Start of Block
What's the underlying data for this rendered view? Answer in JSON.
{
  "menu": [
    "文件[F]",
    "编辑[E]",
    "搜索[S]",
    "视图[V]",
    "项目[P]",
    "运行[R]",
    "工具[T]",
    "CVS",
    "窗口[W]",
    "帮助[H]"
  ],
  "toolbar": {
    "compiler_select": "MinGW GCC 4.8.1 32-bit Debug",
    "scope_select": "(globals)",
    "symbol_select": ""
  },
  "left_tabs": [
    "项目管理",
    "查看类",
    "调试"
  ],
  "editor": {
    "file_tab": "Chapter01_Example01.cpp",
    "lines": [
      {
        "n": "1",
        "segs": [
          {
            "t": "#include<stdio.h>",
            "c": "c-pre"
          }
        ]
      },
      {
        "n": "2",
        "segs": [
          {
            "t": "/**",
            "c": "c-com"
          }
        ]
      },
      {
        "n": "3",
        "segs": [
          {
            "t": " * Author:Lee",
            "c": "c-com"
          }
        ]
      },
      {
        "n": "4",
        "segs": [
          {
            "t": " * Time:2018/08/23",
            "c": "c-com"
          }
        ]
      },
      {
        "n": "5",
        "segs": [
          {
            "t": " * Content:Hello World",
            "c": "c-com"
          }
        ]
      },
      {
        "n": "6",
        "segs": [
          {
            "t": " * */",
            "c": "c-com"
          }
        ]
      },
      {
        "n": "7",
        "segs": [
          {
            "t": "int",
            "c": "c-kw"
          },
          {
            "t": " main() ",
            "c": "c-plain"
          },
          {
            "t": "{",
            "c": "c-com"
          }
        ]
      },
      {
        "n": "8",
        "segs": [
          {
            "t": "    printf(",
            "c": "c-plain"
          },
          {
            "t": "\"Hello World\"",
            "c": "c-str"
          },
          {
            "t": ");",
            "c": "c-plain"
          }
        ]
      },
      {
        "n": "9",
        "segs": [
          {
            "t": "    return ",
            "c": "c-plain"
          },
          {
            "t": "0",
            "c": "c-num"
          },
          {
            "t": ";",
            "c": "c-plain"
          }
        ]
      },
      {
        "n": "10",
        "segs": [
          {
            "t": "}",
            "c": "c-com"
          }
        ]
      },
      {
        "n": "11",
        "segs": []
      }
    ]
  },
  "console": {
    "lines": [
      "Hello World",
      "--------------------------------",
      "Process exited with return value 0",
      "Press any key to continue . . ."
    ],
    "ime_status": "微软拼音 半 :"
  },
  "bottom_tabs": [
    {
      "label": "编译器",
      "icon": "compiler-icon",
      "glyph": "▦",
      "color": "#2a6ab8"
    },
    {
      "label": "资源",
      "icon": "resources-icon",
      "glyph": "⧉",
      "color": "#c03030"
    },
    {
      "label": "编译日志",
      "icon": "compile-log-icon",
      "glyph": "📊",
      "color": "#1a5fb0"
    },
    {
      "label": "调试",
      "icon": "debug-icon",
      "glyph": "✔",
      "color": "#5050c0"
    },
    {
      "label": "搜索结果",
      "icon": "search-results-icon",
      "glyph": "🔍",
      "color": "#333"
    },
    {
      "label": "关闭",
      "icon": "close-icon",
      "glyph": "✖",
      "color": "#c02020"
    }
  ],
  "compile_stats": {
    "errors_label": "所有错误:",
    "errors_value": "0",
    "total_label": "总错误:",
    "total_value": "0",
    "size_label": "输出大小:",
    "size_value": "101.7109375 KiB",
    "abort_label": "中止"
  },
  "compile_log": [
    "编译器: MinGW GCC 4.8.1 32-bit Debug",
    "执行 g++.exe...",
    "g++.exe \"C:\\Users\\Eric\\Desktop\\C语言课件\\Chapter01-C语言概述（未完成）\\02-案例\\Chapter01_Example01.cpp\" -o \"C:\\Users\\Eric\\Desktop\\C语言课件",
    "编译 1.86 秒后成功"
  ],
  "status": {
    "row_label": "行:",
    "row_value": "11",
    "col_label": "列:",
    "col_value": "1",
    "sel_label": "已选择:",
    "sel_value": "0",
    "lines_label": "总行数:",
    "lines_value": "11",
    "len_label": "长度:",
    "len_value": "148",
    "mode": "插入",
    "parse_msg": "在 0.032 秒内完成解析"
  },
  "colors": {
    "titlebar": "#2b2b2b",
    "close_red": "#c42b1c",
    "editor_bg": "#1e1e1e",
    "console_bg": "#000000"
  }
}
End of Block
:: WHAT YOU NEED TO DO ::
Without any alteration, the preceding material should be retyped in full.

:: ANSWER SECTION ::
What's the underlying data for this rendered view? Answer in JSON.
{
  "menu": [
    "文件[F]",
    "编辑[E]",
    "搜索[S]",
    "视图[V]",
    "项目[P]",
    "运行[R]",
    "工具[T]",
    "CVS",
    "窗口[W]",
    "帮助[H]"
  ],
  "toolbar": {
    "compiler_select": "MinGW GCC 4.8.1 32-bit Debug",
    "scope_select": "(globals)",
    "symbol_select": ""
  },
  "left_tabs": [
    "项目管理",
    "查看类",
    "调试"
  ],
  "editor": {
    "file_tab": "Chapter01_Example01.cpp",
    "lines": [
      {
        "n": "1",
        "segs": [
          {
            "t": "#include<stdio.h>",
            "c": "c-pre"
          }
        ]
      },
      {
        "n": "2",
        "segs": [
          {
            "t": "/**",
            "c": "c-com"
          }
        ]
      },
      {
        "n": "3",
        "segs": [
          {
            "t": " * Author:Lee",
            "c": "c-com"
          }
        ]
      },
      {
        "n": "4",
        "segs": [
          {
            "t": " * Time:2018/08/23",
            "c": "c-com"
          }
        ]
      },
      {
        "n": "5",
        "segs": [
          {
            "t": " * Content:Hello World",
            "c": "c-com"
          }
        ]
      },
      {
        "n": "6",
        "segs": [
          {
            "t": " * */",
            "c": "c-com"
          }
        ]
      },
      {
        "n": "7",
        "segs": [
          {
            "t": "int",
            "c": "c-kw"
          },
          {
            "t": " main() ",
            "c": "c-plain"
          },
          {
            "t": "{",
            "c": "c-com"
          }
        ]
      },
      {
        "n": "8",
        "segs": [
          {
            "t": "    printf(",
            "c": "c-plain"
          },
          {
            "t": "\"Hello World\"",
            "c": "c-str"
          },
          {
            "t": ");",
            "c": "c-plain"
          }
        ]
      },
      {
        "n": "9",
        "segs": [
          {
            "t": "    return ",
            "c": "c-plain"
          },
          {
            "t": "0",
            "c": "c-num"
          },
          {
            "t": ";",
            "c": "c-plain"
          }
        ]
      },
      {
        "n": "10",
        "segs": [
          {
            "t": "}",
            "c": "c-com"
          }
        ]
      },
      {
        "n": "11",
        "segs": []
      }
    ]
  },
  "console": {
    "lines": [
      "Hello World",
      "--------------------------------",
      "Process exited with return value 0",
      "Press any key to continue . . ."
    ],
    "ime_status": "微软拼音 半 :"
  },
  "bottom_tabs": [
    {
      "label": "编译器",
      "icon": "compiler-icon",
      "glyph": "▦",
      "color": "#2a6ab8"
    },
    {
      "label": "资源",
      "icon": "resources-icon",
      "glyph": "⧉",
      "color": "#c03030"
    },
    {
      "label": "编译日志",
      "icon": "compile-log-icon",
      "glyph": "📊",
      "color": "#1a5fb0"
    },
    {
      "label": "调试",
      "icon": "debug-icon",
      "glyph": "✔",
      "color": "#5050c0"
    },
    {
      "label": "搜索结果",
      "icon": "search-results-icon",
      "glyph": "🔍",
      "color": "#333"
    },
    {
      "label": "关闭",
      "icon": "close-icon",
      "glyph": "✖",
      "color": "#c02020"
    }
  ],
  "compile_stats": {
    "errors_label": "所有错误:",
    "errors_value": "0",
    "total_label": "总错误:",
    "total_value": "0",
    "size_label": "输出大小:",
    "size_value": "101.7109375 KiB",
    "abort_label": "中止"
  },
  "compile_log": [
    "编译器: MinGW GCC 4.8.1 32-bit Debug",
    "执行 g++.exe...",
    "g++.exe \"C:\\Users\\Eric\\Desktop\\C语言课件\\Chapter01-C语言概述（未完成）\\02-案例\\Chapter01_Example01.cpp\" -o \"C:\\Users\\Eric\\Desktop\\C语言课件",
    "编译 1.86 秒后成功"
  ],
  "status": {
    "row_label": "行:",
    "row_value": "11",
    "col_label": "列:",
    "col_value": "1",
    "sel_label": "已选择:",
    "sel_value": "0",
    "lines_label": "总行数:",
    "lines_value": "11",
    "len_label": "长度:",
    "len_value": "148",
    "mode": "插入",
    "parse_msg": "在 0.032 秒内完成解析"
  },
  "colors": {
    "titlebar": "#2b2b2b",
    "close_red": "#c42b1c",
    "editor_bg": "#1e1e1e",
    "console_bg": "#000000"
  }
}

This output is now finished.